Task statement:
When a line in the entries contains the word "true", copy that line in full.

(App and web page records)
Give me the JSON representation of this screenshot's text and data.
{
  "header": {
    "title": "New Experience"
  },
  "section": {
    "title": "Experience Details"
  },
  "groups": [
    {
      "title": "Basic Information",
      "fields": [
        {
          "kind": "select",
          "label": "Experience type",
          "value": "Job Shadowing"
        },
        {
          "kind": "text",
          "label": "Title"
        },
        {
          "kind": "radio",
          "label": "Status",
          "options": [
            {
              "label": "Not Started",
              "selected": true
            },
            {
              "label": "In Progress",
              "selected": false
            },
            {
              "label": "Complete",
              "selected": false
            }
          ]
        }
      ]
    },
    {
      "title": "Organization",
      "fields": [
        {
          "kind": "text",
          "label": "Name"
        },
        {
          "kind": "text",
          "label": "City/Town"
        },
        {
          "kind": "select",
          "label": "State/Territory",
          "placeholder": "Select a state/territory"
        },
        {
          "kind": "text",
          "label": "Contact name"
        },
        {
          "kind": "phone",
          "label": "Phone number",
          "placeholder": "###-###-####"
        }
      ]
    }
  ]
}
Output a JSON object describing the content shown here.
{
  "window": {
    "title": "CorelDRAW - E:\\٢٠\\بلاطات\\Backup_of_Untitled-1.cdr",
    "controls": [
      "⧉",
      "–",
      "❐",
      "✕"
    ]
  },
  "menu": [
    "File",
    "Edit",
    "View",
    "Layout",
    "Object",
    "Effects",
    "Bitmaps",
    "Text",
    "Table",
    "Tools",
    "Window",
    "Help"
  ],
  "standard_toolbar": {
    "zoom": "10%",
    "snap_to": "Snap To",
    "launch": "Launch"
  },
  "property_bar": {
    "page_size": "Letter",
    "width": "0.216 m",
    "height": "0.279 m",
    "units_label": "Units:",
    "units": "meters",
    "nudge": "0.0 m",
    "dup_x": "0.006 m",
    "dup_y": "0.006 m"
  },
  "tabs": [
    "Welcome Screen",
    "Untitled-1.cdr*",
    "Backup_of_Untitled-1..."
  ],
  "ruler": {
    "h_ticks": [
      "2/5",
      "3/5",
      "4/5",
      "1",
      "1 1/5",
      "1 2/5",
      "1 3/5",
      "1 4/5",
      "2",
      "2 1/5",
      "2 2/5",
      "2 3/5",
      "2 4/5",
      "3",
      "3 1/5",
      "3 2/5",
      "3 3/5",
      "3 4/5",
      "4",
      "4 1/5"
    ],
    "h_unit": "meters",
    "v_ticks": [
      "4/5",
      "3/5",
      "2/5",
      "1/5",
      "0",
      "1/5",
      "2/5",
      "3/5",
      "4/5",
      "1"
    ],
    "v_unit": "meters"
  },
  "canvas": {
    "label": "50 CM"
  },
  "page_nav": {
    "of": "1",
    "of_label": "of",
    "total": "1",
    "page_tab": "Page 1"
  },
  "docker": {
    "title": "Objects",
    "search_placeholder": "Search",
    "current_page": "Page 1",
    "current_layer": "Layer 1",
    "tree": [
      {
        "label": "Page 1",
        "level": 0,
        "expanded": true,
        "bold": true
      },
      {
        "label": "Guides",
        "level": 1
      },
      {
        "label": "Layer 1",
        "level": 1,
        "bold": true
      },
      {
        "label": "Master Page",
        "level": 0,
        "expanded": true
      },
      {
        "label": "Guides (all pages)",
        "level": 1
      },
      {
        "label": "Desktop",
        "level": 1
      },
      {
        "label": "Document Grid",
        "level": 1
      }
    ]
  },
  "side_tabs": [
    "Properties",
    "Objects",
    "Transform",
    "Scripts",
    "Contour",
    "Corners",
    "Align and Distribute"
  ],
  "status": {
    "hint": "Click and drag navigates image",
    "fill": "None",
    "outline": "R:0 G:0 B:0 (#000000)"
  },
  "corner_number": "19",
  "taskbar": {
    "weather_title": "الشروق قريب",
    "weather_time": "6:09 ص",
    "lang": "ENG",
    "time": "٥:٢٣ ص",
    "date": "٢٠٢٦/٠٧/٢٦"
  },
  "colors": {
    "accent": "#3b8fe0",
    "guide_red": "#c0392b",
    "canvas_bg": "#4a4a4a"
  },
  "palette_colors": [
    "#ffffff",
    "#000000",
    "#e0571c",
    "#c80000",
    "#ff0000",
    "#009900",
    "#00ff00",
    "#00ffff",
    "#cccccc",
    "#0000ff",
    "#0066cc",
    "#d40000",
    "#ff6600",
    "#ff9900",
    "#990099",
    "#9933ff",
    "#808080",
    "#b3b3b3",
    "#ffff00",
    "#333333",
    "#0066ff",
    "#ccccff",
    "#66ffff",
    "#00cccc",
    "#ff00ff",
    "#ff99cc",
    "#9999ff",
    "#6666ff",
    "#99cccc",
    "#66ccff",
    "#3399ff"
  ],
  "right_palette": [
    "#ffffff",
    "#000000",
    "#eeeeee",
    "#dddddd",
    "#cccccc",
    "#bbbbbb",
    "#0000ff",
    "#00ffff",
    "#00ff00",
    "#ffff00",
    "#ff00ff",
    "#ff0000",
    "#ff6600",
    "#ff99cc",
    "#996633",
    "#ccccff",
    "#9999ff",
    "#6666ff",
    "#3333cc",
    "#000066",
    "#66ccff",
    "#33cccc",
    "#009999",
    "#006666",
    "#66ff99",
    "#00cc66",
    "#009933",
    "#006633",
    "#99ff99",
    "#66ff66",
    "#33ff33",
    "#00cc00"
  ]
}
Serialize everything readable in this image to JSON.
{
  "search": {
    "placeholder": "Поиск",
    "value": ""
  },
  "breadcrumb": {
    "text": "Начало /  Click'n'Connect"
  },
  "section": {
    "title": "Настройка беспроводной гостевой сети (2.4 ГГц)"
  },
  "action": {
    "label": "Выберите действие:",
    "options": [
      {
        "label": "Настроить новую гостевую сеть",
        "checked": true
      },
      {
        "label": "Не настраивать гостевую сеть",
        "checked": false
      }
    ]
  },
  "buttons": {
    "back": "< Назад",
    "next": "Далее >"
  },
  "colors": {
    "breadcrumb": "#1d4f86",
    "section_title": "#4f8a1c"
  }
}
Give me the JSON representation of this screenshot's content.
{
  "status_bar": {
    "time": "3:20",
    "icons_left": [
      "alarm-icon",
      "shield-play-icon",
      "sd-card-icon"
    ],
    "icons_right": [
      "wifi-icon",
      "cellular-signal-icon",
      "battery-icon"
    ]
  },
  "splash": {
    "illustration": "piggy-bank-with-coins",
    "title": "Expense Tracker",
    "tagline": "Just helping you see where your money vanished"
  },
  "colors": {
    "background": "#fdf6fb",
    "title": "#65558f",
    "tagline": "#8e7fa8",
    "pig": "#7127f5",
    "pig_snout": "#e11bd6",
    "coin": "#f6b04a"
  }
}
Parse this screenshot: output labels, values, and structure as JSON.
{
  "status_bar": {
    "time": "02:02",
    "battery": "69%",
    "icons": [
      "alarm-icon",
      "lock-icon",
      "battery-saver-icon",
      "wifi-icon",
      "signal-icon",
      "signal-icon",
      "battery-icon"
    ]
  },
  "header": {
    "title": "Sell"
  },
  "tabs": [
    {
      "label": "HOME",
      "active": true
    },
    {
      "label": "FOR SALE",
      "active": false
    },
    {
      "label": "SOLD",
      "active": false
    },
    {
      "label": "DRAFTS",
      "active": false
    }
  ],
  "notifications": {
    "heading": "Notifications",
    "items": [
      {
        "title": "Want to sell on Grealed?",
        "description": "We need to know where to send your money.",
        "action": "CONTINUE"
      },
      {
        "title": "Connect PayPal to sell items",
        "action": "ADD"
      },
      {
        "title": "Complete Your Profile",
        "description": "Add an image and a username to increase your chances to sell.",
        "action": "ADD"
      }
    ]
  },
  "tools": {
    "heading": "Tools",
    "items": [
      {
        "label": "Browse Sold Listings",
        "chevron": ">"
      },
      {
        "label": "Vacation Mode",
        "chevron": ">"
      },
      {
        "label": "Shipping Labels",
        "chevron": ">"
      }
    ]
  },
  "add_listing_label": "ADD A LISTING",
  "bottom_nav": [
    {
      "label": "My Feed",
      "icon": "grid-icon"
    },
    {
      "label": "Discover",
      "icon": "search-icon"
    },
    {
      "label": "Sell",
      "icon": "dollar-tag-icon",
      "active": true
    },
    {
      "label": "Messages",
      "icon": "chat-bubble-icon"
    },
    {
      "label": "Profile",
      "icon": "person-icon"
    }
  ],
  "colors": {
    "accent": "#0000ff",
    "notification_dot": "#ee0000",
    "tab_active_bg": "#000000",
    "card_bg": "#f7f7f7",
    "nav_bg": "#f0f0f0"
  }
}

Answer area:
              "selected": true
        "expanded": true,
        "bold": true
        "bold": true
        "expanded": true
        "checked": true
      "active": true
      "active": true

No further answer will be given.